In any event, under Zantac IX, every plaintiff can now choose to appeal, or not, their individual actions and thus to incur the necessary fees.  “Waiver occurs when a Plaintiff foregoes the opportunity to amend and proceeds directly to appeal.”  Id. at *11.  In the “generic-only” cases – where a given plaintiff sued only generic manufacturers of the drug – all claims had been dismissed with prejudice as preempted, so the court allowed for final judgments under Fed. R. Civ. P. 58.  Id.  Each plaintiff had the option to seek such a judgment.  Id.

Plaintiffs had also attempted to manipulate the appellate process to preserve their option to wage post-remand guerrilla warfare against MDL preemption rulings.  Zantac IX refused to countenance such shenanigans and instead certified appeals under Fed. R. Civ. P. 54(b) in cases where preemption applied but did not wipe out all claims against all parties.

A concern for courts overseeing MDLs is the possibility that, upon remand, the court’s various rulings will be appealed in piecemeal fashion to appellate courts across the federal judicial system. This precise concern is the reason that courts have entered Rule 54(b) judgments in MDLs.

2021 WL 5050347, at *13 (citation omitted).  Thus, all “active defendants in the MDL affected by the same ruling on appeal could join the appeal,” id., and prevent any “possibility that eventually the parties could receive different, inconsistent rulings on federal pre-emption in every circuit court in the United States.”  Id. at *14.

The result of the Rule 54(b) orders is that every defendant with similar preemption arguments – for example, plaintiffs asserted failure-to-report claims indiscriminately against all classes of defendants – will participate in the current round of appeals.

Addressing “when,” the Court concludes that its rulings on federal pre-emption as to the Generics, Brands, and Retailers are of such great importance that the entry of partial judgment should not be delayed, even though other claims remain pending in this MDL.  All of the parties affected by the Court’s federal pre-emption rulings − not just a subset of the Generics − should have the opportunity to argue the propriety of that ruling in a single, binding appellate forum, consistent with the purpose of centralized MDL proceedings.

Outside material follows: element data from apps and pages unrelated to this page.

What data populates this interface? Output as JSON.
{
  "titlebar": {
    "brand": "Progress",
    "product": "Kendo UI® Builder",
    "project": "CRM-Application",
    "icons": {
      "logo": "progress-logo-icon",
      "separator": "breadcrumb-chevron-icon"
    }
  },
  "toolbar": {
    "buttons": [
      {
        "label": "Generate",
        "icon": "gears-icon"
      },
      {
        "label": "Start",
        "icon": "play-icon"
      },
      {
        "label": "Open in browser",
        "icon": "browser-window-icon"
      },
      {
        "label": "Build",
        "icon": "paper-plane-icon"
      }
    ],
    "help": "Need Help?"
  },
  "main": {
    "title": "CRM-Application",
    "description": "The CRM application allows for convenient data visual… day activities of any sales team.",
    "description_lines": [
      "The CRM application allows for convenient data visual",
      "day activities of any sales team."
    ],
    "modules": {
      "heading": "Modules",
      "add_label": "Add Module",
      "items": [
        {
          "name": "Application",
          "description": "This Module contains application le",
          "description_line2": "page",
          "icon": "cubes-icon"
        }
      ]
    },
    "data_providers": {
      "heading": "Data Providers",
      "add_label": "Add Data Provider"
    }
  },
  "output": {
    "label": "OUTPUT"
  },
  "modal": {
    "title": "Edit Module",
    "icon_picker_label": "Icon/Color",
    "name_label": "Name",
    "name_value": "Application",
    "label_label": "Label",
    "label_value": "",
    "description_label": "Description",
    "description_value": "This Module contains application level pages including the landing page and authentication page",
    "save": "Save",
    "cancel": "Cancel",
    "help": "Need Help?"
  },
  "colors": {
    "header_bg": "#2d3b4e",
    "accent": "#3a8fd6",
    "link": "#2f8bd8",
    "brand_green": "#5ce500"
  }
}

2021 WL 5050347, at *15.  Administratively, Zantac IX chose to “docket a single Rule 54(b) final judgment on the MDL docket,” as opposed to “more than one thousand separate Rule 54(b) judgments in the individual cases..”  Id.

This seems to us to be the fairest outcome to all concerned under the circumstances.  Plaintiffs who sued non-generic defendants need not jettison conceivably valid claims in order to obtain final orders enabling them to appeal the various preemption rulings.  All defendants can participate in the current round of appeals without fear that, following remand from the MDL, plaintiffs will mount collateral attacks on the MDL preemption rulings in who knows how many different courts.  And, as discussed at the outset, plaintiffs have only their own over-the-top pleading habits to blame for having to pay filing fees in each case.